First, we have dramatically increased the number of logical processors we support. Gone is the 64 processor limitation; SQL Server 2008 R2 can now scale with Windows Server 2008 R2 up to 256 logical processors! This means you can run more workloads, more queries, and have more users accessing your SQL Server instances simply by moving to newer/larger hardware.
Second, Microsoft’s investment in application and multi-server management will help SQL Server administrators manage database environments more efficiently at scale. A core concept to application and multi-server management is the addition of the Utility Control Point, which enables a centralized view of SQL Server instances and database applications and their utilization across the designated managed server group. And for administrators who use System Center to monitor and manage their SQL Server instances, we are introducing a new SQL Management Pack which removes the DMO dependency, improves the health model (particularly around storage monitoring), and reduces noise and false alerts.
Last but not least, SQL Server 2008 R2 fully leverages the new Live Migration feature delivered as part of the Windows Server 2008 R2 Hyper-V release. This provides even greater benefits to virtualizing and running your SQL Server instance in a virtual machine by providing zero planned downtime. You can also leverage System Center Virtual Machine Manager Performance and Resource Optimization to dynamically load balance your SQL Server workloads in a multi-machine/multi-instance environment.

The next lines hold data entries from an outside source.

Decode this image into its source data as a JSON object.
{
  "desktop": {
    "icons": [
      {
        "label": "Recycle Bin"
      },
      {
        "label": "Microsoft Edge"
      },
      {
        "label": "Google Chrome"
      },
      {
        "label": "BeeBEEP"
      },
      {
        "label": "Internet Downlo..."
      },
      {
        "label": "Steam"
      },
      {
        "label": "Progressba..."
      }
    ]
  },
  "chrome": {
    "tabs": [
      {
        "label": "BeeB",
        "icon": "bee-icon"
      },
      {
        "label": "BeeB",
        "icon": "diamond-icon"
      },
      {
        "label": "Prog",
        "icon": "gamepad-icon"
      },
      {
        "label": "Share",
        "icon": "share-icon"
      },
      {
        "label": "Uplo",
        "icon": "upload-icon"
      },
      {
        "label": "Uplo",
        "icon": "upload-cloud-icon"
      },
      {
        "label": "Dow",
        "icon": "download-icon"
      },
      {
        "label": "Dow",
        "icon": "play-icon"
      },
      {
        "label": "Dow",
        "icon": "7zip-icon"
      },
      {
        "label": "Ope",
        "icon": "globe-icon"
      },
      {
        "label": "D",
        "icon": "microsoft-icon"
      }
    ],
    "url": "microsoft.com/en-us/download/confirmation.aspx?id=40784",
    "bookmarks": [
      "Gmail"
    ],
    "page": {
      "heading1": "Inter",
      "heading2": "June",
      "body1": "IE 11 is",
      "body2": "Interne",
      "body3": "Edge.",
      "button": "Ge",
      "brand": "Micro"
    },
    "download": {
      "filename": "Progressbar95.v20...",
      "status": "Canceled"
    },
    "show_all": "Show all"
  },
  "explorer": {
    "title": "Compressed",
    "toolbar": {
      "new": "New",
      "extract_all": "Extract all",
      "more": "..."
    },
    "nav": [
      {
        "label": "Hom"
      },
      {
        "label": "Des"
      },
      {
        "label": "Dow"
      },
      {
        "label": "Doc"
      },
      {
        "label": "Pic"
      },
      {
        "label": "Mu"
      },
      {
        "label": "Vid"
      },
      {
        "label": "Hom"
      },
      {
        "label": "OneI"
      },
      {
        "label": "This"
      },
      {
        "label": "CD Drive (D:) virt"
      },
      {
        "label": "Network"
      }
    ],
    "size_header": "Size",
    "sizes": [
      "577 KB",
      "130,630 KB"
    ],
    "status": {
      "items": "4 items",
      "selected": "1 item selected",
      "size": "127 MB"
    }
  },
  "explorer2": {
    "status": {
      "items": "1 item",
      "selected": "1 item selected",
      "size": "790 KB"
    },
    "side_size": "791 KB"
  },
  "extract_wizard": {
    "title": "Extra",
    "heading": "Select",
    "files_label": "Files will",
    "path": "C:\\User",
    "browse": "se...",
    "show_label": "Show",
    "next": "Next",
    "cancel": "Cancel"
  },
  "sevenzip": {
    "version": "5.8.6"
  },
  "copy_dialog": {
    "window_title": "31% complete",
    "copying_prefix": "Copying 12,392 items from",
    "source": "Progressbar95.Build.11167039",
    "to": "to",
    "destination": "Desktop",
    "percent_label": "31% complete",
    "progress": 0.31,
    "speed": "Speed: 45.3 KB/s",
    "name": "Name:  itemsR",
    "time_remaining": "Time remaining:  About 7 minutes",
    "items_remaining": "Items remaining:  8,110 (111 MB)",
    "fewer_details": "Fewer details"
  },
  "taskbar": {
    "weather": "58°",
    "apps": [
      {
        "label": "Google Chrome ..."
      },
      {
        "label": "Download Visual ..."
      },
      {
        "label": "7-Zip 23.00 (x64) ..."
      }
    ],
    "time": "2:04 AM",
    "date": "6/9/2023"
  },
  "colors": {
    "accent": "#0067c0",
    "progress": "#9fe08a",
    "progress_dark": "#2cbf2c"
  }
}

A great video explaining this is more detail is available here: http://www.microsoft.com/sqlserver/tour/en/videos/business-continuity-windows-server-2008-r2-hyper-v-live-migration.aspx
Putting it all together, we ran a test simulating the consolidation of multiple applications onto a new 32 core server running Windows Server 2008 R2 and SQL Server 2008 R2. We used three of the most common consolidation methods: virtualization (one machine with multiple VM’s each with one SQL Server instance), instance (one machine with multiple SQL Server instances running natively), and database (one machine with one SQL Server instance and multiple independent databases). As this chart shows, we were able to achieve consistent results across each consolidation method even up to 40 applications running simultaneously (and yes, this does mean 40 VM’s running simultaneously)!
Number of applications
Host system CPU utilization
Baseline (old hardware)
For more details on this experiment including how we put it together and learn more about how to effectively consolidation your database workload and choose between different consolidation options, please refer to our newly published whitepaper: http://msdn.microsoft.com/en-us/library/ee819082.aspx